How to Find and Reach Out to Hiring Managers on LinkedIn

2024-02-13 by Amanda Sterling


60 percent of jobs are found through networking, not through online job boards. In the digitally-driven landscape of 2024, LinkedIn has become an indispensable tool for job seekers aiming to directly connect with hiring managers. With thousands vying for the attention of key decision-makers in companies, standing out requires a blend of strategy, personalization, and digital savvy.

How to use LinkedIn's advanced search to find the hiring manager

Start by navigating to the LinkedIn page of the company you're interested in. For example, here's Microsoft's LinkedIn page.

On the company's LinkedIn page, look for a tab labeled "People" or a link labeled "See all employees on LinkedIn." It shows all LinkedIn members who have listed the company as their current employer.

Linkedin company page, people tab

You can filter by specific departments relevant to your expertise. Under "What they do," you can click on "Sales" if you're looking for sales jobs, or on "Program and Project Management" if you're a project manager.

You can also combine multiple filters. For example, after adding the "Sales" filter, go all the way to the right to find your 1st connections already working for your desired employer. Or you can find your 2nd connections and ask the connection you have in common for an introduction.

If you don't know anyone at your target company, another trick is to type the name of your school in the search box in the "People" tab. Alumni are often more open to cold outreach. Similarly, you can find people who have worked for the same company as you in the past.

By combining LinkedIn's advanced filters, you can narrow down your search to specific employees who are relevant to your job search (for example, "Sales") and willing to talk to you (for example, you both studied at "University of Washington" or you both have worked for "Stripe").

Then scroll down to the results and look for profile pictures with a purple #hiring filter. Alternatively, you can type "hiring" in the search box in the People tab and use it as one of your filters: it'll reveal people who say "We're hiring!" or something similar in their headline.

How to reach out to the hiring manager

Once you've identified potential hiring managers, the next step is to send a personalized connection request on LinkedIn. But here's where many falter: generic requests are easily overlooked. Personalize your message by mentioning any mutual connections, shared professional interests, or specific aspects of the hiring manager's work that resonate with you. For example: "As fellow alumni of [School Name] deeply interested in [common interest], I'd love to connect and exchange ideas."

Engage thoughtfully with their content

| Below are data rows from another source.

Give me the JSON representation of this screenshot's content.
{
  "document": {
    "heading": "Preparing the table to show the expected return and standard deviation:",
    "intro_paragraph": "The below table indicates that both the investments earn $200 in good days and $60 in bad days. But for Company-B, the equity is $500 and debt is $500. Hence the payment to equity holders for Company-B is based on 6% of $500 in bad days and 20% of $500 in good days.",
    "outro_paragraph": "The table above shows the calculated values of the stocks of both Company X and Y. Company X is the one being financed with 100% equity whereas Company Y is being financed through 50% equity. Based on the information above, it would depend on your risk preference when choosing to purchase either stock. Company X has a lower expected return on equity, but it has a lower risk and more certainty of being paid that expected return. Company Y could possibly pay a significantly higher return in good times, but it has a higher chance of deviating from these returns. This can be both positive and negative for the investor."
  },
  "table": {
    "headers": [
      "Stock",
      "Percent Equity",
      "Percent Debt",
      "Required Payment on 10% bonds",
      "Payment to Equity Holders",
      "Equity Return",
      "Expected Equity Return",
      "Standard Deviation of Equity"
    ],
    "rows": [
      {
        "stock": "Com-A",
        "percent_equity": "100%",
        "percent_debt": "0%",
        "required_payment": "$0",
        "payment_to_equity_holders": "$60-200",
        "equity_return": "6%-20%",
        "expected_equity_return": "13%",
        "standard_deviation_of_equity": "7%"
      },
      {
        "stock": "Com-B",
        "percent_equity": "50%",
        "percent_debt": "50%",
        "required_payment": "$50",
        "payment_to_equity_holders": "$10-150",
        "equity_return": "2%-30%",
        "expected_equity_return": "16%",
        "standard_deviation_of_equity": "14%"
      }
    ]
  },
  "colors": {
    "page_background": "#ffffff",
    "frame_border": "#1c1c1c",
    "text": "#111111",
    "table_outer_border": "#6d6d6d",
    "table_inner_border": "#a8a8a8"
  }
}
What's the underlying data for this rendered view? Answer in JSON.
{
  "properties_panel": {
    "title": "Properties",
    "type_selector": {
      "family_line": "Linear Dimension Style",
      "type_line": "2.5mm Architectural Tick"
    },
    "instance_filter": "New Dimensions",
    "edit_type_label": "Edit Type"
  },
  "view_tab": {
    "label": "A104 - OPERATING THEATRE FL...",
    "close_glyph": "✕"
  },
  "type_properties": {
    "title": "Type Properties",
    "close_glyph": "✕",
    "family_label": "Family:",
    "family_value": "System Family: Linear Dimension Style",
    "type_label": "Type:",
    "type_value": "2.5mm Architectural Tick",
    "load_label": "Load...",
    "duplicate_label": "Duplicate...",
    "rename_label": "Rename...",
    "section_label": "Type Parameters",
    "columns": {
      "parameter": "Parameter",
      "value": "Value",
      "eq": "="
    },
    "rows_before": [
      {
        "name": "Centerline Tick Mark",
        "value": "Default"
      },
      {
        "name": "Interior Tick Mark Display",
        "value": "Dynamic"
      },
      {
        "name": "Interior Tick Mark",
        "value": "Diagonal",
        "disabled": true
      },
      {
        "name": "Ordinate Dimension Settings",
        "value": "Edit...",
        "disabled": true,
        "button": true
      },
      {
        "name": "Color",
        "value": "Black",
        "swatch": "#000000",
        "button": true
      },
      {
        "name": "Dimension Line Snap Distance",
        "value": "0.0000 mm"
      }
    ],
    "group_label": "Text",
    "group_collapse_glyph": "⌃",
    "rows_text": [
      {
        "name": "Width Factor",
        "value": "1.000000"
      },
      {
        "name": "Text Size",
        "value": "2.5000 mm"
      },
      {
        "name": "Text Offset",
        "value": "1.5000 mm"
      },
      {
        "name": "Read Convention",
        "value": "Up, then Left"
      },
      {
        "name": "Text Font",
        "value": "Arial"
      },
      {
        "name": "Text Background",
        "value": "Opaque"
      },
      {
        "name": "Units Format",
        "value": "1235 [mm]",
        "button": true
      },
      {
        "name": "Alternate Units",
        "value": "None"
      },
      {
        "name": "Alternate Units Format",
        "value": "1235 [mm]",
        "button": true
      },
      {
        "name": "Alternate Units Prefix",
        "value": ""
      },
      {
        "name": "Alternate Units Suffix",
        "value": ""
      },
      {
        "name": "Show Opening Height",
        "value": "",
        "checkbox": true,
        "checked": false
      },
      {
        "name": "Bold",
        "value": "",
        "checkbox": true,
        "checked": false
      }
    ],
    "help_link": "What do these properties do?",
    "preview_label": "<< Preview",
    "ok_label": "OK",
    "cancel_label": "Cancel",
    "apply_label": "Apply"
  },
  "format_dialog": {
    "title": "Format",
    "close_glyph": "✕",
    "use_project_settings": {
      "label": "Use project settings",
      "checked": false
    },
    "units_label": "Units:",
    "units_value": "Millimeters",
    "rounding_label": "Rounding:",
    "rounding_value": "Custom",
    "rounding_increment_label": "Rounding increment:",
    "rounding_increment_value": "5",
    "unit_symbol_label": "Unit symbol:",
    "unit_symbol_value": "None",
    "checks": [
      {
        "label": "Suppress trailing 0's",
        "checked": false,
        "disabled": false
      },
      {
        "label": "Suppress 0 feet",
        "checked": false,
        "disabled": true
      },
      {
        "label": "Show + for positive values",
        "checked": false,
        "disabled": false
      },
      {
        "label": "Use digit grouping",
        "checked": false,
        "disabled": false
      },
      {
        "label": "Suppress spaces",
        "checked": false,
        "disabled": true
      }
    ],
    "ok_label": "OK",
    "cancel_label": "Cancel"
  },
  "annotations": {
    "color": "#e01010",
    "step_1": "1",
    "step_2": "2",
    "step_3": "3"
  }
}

Before and after connecting, make an effort to engage with the hiring manager's LinkedIn posts. This helps to build rapport and keeps you on their radar. Be sure to provide meaningful insights or questions, and share their content with your network when relevant. Thoughtful comments not only show your interest but also demonstrate your industry acumen. Remember, engagement should be authentic and add value, not just an attempt to get noticed.

Follow up with a direct message

After establishing a connection, send a follow-up message that introduces yourself more formally and expresses your interest in opportunities within their team or company. Highlight your relevant skills and experiences but avoid making this message feel like a cold job application. Instead, suggest a brief informational interview or ask for advice on how to navigate career opportunities in their field. The goal is to initiate a potentially long-term professional relationship, not to ask for a job outright.

For example, you may write:

Hi [First Name], [Mutual Connection] speaks very highly of your work in [specific area]. I'm a [brief description] currently exploring career paths in [field] and would value the opportunity to hear about your experiences and insights over a brief call. Would you be available for a 20-minute chat in the coming weeks?

An informational interview will give you an opportunity to ask whether they know of any open positions in their company. Even if the position on their own team turns out not to be a good fit, they are more likely to share your resume with other hiring managers if you follow our steps to kickstart this new professional relationship. Don't forget to tailor your resume to the role and company, as you don't want to waste someone's time and ruin your reputation by sharing a weak or irrelevant resume.

There's a fine line between being persistent and being intrusive. If you don't receive a response, it's acceptable to send a polite follow-up message after a week or so. However, respect the hiring manager's time and silence if you don't hear back after that. Behind every LinkedIn profile is a person, and genuine, respectful engagement goes a long way in making meaningful career connections.